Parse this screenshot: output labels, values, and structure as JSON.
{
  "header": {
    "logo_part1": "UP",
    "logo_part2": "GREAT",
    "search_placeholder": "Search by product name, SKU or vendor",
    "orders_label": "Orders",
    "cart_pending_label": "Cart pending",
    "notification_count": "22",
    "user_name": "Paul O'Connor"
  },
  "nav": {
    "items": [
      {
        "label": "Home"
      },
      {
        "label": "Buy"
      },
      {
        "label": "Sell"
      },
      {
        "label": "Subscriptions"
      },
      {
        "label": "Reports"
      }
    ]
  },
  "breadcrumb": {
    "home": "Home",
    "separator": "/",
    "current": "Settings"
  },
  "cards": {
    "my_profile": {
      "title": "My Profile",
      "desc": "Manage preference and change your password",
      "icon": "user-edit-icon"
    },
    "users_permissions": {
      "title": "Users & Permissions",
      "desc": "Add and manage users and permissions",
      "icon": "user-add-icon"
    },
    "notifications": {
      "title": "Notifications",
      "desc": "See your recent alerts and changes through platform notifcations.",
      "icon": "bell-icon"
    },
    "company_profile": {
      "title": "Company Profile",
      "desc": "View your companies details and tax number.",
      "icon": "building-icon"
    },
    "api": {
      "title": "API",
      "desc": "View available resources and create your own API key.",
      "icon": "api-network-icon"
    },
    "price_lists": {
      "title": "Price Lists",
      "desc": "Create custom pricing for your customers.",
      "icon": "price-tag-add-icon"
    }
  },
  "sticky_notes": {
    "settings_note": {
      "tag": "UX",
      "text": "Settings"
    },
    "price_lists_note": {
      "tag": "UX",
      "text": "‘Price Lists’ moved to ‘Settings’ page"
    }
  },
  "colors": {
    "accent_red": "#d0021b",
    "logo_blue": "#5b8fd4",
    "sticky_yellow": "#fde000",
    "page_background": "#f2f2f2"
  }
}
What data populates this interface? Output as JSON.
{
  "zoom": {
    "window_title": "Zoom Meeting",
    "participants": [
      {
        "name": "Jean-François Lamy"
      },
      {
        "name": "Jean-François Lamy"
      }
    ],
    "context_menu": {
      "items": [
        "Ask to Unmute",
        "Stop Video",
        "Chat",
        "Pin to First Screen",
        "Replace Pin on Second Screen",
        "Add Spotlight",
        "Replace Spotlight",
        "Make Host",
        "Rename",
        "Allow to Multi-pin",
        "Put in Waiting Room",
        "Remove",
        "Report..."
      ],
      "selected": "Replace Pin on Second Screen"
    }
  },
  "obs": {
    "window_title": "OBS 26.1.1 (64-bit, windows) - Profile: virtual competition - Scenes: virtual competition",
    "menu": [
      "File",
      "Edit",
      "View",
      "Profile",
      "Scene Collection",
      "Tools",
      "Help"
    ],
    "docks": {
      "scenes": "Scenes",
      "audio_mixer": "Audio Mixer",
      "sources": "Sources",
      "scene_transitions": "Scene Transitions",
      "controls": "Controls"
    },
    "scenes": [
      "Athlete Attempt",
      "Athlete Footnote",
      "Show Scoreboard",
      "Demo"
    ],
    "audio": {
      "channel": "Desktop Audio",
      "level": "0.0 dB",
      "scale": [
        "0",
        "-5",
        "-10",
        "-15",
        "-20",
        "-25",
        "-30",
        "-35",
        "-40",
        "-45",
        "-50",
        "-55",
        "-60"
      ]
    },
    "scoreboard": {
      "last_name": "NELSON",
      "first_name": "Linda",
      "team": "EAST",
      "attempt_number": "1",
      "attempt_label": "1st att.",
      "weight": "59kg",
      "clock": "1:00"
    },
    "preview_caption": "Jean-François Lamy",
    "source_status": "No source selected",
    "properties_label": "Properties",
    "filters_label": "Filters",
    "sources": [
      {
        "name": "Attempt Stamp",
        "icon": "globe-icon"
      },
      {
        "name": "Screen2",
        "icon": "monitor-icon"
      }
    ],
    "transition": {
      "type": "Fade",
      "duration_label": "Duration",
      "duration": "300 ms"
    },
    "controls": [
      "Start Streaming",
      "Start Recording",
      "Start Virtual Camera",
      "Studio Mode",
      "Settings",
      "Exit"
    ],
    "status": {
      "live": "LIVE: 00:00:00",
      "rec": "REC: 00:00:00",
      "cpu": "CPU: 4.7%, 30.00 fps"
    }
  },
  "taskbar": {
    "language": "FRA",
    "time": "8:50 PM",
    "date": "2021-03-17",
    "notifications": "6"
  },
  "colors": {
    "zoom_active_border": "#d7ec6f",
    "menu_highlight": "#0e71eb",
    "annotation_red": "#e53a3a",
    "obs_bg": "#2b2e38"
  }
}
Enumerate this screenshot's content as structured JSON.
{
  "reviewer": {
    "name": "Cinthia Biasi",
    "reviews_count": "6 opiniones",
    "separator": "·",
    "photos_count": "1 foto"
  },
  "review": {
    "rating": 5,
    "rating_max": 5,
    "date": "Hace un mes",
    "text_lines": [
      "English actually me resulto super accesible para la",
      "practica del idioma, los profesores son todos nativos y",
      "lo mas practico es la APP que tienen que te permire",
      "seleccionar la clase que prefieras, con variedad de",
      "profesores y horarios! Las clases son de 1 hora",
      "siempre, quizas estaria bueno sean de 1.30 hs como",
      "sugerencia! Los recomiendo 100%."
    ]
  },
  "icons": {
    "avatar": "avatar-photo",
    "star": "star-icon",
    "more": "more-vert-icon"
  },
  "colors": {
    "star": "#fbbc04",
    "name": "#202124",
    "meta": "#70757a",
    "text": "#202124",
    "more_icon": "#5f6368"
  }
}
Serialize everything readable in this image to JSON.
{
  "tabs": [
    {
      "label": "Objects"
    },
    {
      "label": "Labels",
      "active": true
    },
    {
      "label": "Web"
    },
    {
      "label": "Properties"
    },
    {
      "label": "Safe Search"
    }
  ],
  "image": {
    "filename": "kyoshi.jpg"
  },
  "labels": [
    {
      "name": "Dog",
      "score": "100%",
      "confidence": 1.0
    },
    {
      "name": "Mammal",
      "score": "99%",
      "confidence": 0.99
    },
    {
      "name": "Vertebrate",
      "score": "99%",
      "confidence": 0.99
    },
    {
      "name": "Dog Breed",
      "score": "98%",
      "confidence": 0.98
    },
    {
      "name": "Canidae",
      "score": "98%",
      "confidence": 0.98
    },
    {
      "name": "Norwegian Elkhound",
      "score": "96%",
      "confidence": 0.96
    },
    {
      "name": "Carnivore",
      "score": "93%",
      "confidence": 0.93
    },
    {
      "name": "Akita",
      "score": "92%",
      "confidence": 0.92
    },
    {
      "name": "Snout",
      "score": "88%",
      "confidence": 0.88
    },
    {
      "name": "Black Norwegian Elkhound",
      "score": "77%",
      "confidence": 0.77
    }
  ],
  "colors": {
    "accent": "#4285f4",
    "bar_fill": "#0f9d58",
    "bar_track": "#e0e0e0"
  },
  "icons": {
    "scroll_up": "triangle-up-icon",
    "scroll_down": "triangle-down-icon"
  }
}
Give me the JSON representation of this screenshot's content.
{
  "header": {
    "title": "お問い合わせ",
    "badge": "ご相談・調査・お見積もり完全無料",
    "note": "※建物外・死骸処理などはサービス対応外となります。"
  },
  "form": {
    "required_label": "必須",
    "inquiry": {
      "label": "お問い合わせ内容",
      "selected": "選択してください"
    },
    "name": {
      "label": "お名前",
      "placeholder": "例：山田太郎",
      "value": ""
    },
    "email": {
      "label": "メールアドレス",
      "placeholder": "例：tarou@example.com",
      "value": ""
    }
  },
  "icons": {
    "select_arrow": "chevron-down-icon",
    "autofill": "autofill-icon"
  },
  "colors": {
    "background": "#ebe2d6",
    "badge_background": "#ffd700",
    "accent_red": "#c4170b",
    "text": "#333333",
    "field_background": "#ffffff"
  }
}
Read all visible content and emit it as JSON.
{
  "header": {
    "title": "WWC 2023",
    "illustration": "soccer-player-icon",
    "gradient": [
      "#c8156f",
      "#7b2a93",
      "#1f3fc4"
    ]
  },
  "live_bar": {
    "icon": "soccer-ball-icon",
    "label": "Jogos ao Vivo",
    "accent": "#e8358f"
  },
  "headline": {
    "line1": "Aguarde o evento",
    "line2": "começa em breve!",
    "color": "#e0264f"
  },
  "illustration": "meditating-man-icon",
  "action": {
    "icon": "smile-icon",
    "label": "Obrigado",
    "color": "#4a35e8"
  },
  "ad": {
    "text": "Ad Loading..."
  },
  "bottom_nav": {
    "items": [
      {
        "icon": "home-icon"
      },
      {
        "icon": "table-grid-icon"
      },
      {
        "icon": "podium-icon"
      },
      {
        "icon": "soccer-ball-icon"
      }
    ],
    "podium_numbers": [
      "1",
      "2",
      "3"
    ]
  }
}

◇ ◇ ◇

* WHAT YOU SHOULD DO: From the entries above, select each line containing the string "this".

* WRITTEN ANSWER:
Parse this screenshot: output labels, values, and structure as JSON.
What data populates this interface? Output as JSON.
Enumerate this screenshot's content as structured JSON.
Serialize everything readable in this image to JSON.
Give me the JSON representation of this screenshot's content.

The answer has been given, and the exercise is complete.